All posts tagged: Big Data


Uber’s Algorithms Could Spot Crimes in Progress. But Do We Want Them To?

The news out of Kalamazoo, Mich., this past weekend was grim: Authorities say Jason Brian Dalton, an Uber driver, shot and killed at least six people in different locations in the space of a few hours. Chillingly, Dalton apparently took several fares in between his alleged attacks. The case raises difficult questions about Uber’s responsibility toward passengers and the public. For example, could the company have prevented Dalton’s crimes? And if so, how should Uber and regulators respond? More stringent background checks are one option, but they can be discriminatory. They also quickly lead to diminishing returns, since they measure past behavior, and it is incredibly difficult, even based on current behavior, to predict who will become a mass shooter. There is one thing Uber probably could do using its existing technology and the massive amounts of data it already collects about its drivers and passengers: The company could spot crimes in progress by their drivers as they take place. But while that approach might be more effective than implementing more background checks (and more allegedly misleading “safety …

Big Data

Public Health Law Monitoring and Evaluation in a Big Data Future

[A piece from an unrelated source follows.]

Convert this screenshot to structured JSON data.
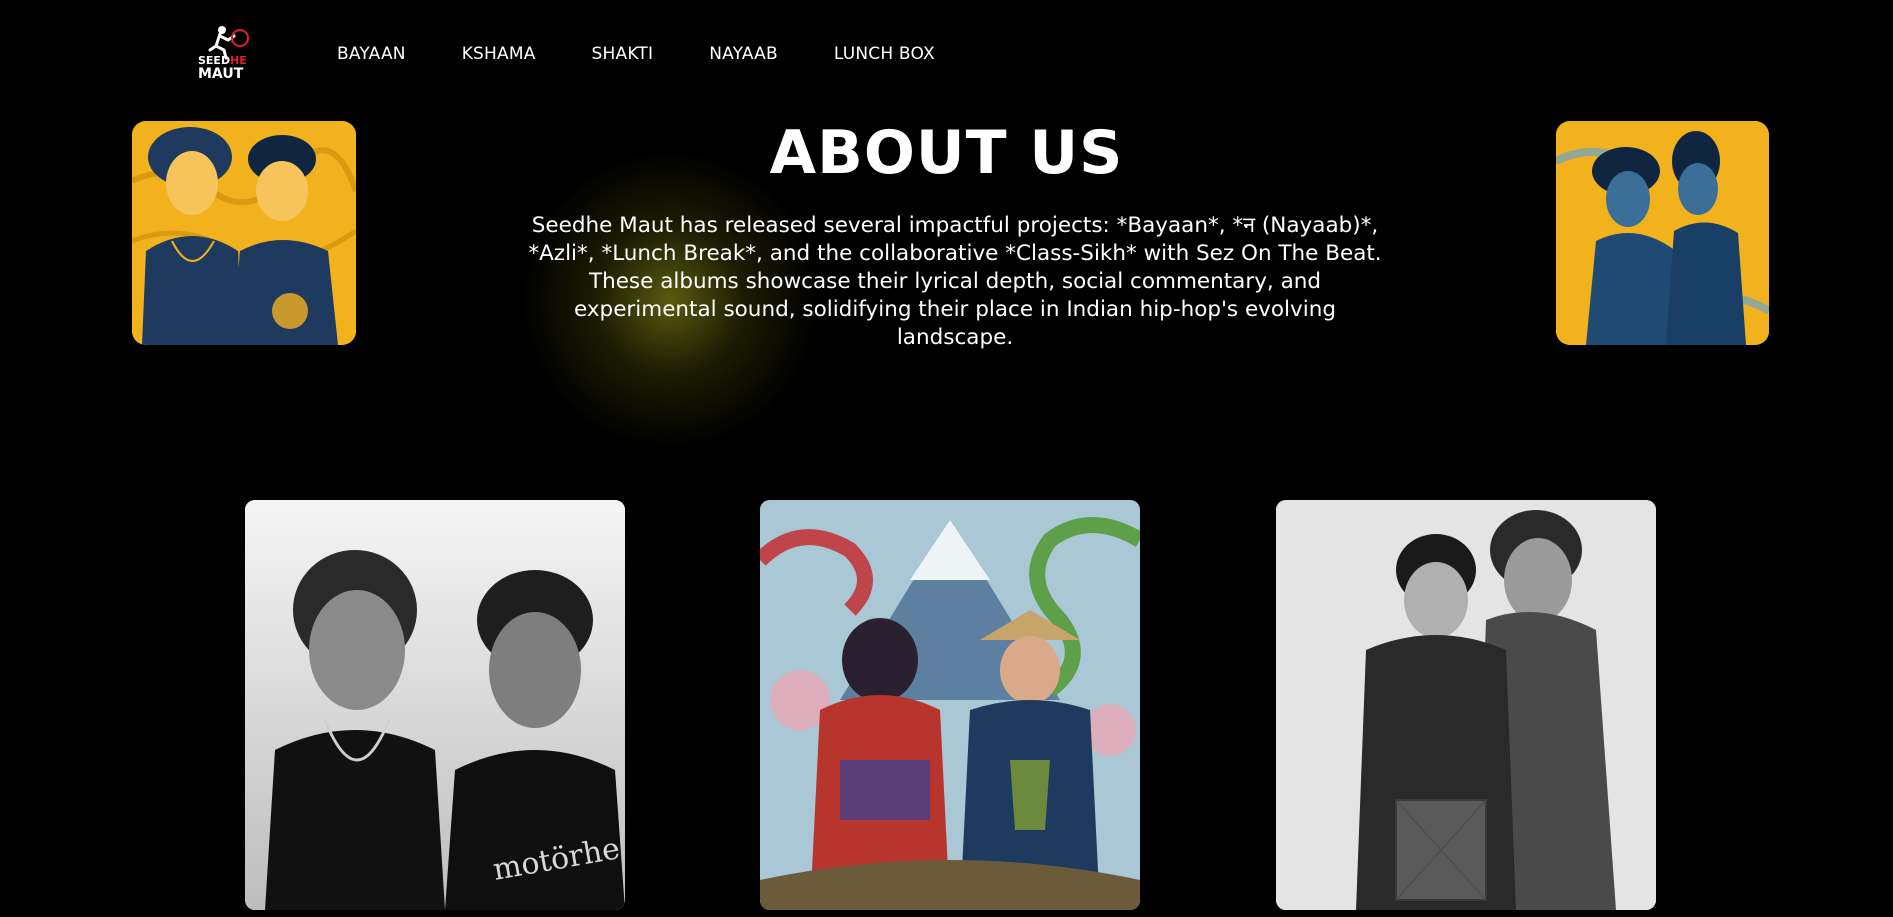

Law is important to public health. It provides government health agencies with their jurisdiction and regulatory authority. Laws and regulations are routinely used in the name of health to regulate behavior and foster safer environments. More fundamentally, law’s influence in shaping everyday life and the socioeconomic and physical environments in which it unfolds has a powerful impact on both the level and distribution of health. Despite law’s importance, and despite the strong orientation toward scientific evaluation in public health, the study of the impact of laws and legal practices on health (“public health law research”) has been uneven. While research of the highest quality has been sustained in a few areas like auto safety and tobacco control, it has been infrequent or truncated in others, like gun control and HIV/AIDS. The research that has been supported is almost entirely aimed at evaluating deliberate legal interventions. Epidemiological research on unintended health effects of non-health laws has been almost entirely neglected. Overall, the national investment in rigorously separating the laws that help from the laws that hurt has …